Don't waste time with colour stripping/removal products, like Colour B4 or Color Oops/Zap. I used expert strength Colour B4 3 times, trying to get rid of the last of the orange from the ends of my hair. It looked like it worked when I came out of my 20 minute shower. That was until I woke up next morning to see that all of the colour in my hair had redeveloped back to orange again. It was a waste of time and money, and did unnecessary damage to my hair.
Choose a weekend when you have no where to go and nothing to do, and where you can spend time dyeing your hair many, many times. You will not achieve all of this in one day, unless your hair is naturally light brown, with no previous dyes, in which case why are you reading this? It should be a snap for you. Expect to go to bed with orange hair and start again in the morning, emerging by the end of that day with gorgeous blonde hair.
You will need:
- Your good helper
- 4 x Loreal prelightener (if your hair is as dark as mine)
- 1 or 2 x Loreal lightest ash blonde 03
- Application brush and bowl
- Hair clips to hold up sections of hair

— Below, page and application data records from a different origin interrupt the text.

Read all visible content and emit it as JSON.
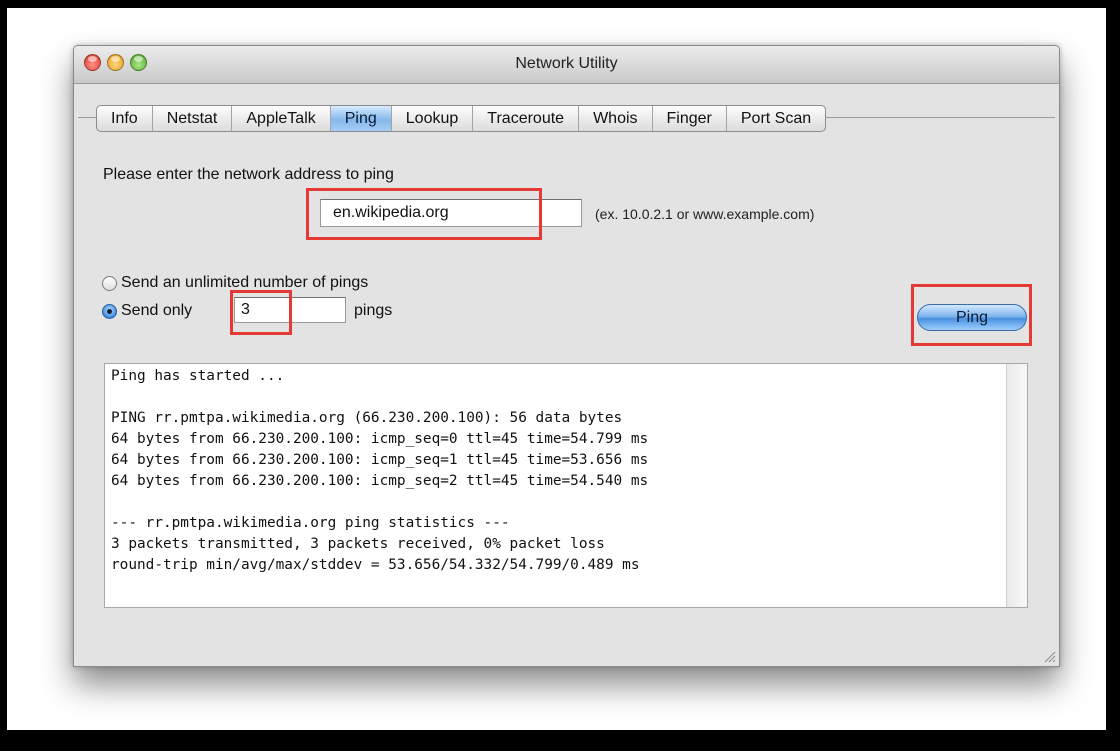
{
  "window": {
    "title": "Network Utility"
  },
  "tabs": [
    {
      "label": "Info"
    },
    {
      "label": "Netstat"
    },
    {
      "label": "AppleTalk"
    },
    {
      "label": "Ping",
      "active": true
    },
    {
      "label": "Lookup"
    },
    {
      "label": "Traceroute"
    },
    {
      "label": "Whois"
    },
    {
      "label": "Finger"
    },
    {
      "label": "Port Scan"
    }
  ],
  "ping": {
    "prompt": "Please enter the network address to ping",
    "address_value": "en.wikipedia.org",
    "address_hint": "(ex. 10.0.2.1 or www.example.com)",
    "option_unlimited": "Send an unlimited number of pings",
    "option_limited_prefix": "Send only",
    "count_value": "3",
    "option_limited_suffix": "pings",
    "selected_option": "limited",
    "button_label": "Ping"
  },
  "output": {
    "lines": [
      "Ping has started ...",
      "",
      "PING rr.pmtpa.wikimedia.org (66.230.200.100): 56 data bytes",
      "64 bytes from 66.230.200.100: icmp_seq=0 ttl=45 time=54.799 ms",
      "64 bytes from 66.230.200.100: icmp_seq=1 ttl=45 time=53.656 ms",
      "64 bytes from 66.230.200.100: icmp_seq=2 ttl=45 time=54.540 ms",
      "",
      "--- rr.pmtpa.wikimedia.org ping statistics ---",
      "3 packets transmitted, 3 packets received, 0% packet loss",
      "round-trip min/avg/max/stddev = 53.656/54.332/54.799/0.489 ms"
    ]
  },
  "colors": {
    "annotation": "#e53935",
    "tab_active": "#84b8ec",
    "button_blue": "#4b91e0"
  }
}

- Vaseline (I heard this is good to stop the dye from burning your face - but I found these Loreal dyes very gentle and easy to use.)
- All your courage

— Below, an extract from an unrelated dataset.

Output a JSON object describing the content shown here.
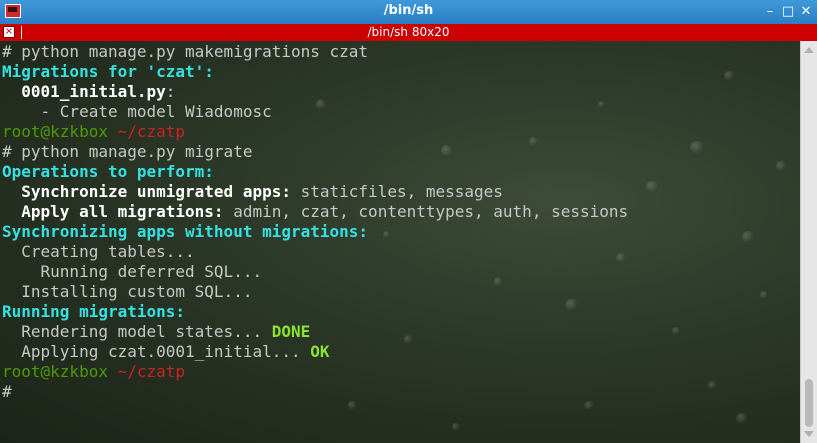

I can't really say how many times you will need to prelighten your hair. It is more a question of how many it takes to get your hair from it's very darkest to the colour of a peeled banana - that is if you are wainting to attain the light blonde colour that I was looking for. Either way, this is the best shade to attain, even before you dye it to a darker blonde shade, as it ensures that all of those pesky red tones (the ones that create the brassy, orange look) are banished forever.

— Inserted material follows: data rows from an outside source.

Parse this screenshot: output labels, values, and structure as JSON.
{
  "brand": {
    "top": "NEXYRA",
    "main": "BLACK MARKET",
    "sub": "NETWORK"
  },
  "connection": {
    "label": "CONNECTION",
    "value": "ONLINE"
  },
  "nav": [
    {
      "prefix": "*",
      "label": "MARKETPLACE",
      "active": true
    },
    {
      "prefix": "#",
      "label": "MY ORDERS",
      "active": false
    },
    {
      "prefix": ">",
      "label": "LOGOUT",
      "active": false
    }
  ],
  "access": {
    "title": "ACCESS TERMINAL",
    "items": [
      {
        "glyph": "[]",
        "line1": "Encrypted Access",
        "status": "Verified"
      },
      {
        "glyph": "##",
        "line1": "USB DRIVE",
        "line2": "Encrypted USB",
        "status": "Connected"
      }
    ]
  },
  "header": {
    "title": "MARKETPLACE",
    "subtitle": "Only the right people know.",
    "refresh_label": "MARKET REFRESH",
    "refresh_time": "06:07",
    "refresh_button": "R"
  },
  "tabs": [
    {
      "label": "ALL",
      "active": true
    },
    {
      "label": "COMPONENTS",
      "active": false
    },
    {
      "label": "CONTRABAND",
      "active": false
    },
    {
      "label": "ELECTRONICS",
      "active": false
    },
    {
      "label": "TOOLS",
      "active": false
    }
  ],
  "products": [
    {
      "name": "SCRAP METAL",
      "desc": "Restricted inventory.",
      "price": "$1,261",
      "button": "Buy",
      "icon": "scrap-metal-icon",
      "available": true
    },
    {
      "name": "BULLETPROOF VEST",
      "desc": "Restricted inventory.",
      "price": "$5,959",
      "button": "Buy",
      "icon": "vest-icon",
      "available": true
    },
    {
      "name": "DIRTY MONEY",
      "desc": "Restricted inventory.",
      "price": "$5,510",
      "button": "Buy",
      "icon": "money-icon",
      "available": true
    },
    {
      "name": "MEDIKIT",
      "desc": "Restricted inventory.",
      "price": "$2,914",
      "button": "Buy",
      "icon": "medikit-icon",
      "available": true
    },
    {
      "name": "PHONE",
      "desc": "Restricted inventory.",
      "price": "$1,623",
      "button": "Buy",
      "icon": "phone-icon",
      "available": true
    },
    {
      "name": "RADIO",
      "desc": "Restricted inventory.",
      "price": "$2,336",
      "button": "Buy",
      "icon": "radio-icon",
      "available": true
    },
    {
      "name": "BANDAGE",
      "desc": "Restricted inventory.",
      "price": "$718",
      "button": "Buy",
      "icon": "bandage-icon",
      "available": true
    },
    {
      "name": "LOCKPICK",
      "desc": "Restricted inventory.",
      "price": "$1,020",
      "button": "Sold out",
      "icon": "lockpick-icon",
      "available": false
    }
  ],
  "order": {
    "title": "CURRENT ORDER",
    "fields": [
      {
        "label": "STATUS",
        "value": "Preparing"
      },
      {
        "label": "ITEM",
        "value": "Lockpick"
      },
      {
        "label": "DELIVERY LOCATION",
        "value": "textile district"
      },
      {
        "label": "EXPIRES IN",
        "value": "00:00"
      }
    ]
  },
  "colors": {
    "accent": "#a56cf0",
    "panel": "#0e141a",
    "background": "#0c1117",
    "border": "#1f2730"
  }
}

Start the prelightening process, working from the bottom up, as described above. Really make sure not to go over the maximum time on the instructions and to use that super conditioner after you have rinsed the bleach out. Dry your hair and assess the results.
If your hair is the colour of a peeled banana then put the Lightest ash blonde through to cool down any remaining red tones. Otherwise, repeat the prelightening process until you achieve this banana shade. It took me four goes, painting onto the ends, but I only bleached my roots twice - that's the beauty of the applicator brush!
You may have to go to bed in between the dyeing process. If you cannot bear to wake up to the shock of orange hair, you can put the lightest ash blonde through your hair in between processes. I found that doing this actually helped the condition of my hair, as the prelightener is harsher and the excellence creme seems to add nourishment and condition to the hair. So don't be afraid to do this, especially as it could save you a shock when you glance in the mirror in the morning!
I think you get the picture of how it works now.
This is the easy part. Now that your hair is the perfect colour of blonde, you need never, ever dye that part again. All you have to do is dye your roots, as they come through (for me, every six weeks) with the Loreal excellence creme shade 01 - or whatever your shade choice is.
I have found that the lighteners in this dye are enough to take my hair to the correct blonde shade after it has been dyed twice. This creates a more natural look, where your roots are a shade or two darker than the rest of your hair (as they would be if your hair was naturally lightened by the sun) and also helps to tone in your roots as they start to come in. This slightly darker section is lightened to the light blonde shade, as your natural roots are lightened to the slightly darker blonde shade, during dyeing, so that you always have natural looking, light blonde hair.
Voila! Go forth and embrace blonde!
(Sorry about the poor quality pics. I blame the bad lighting and not my good self!)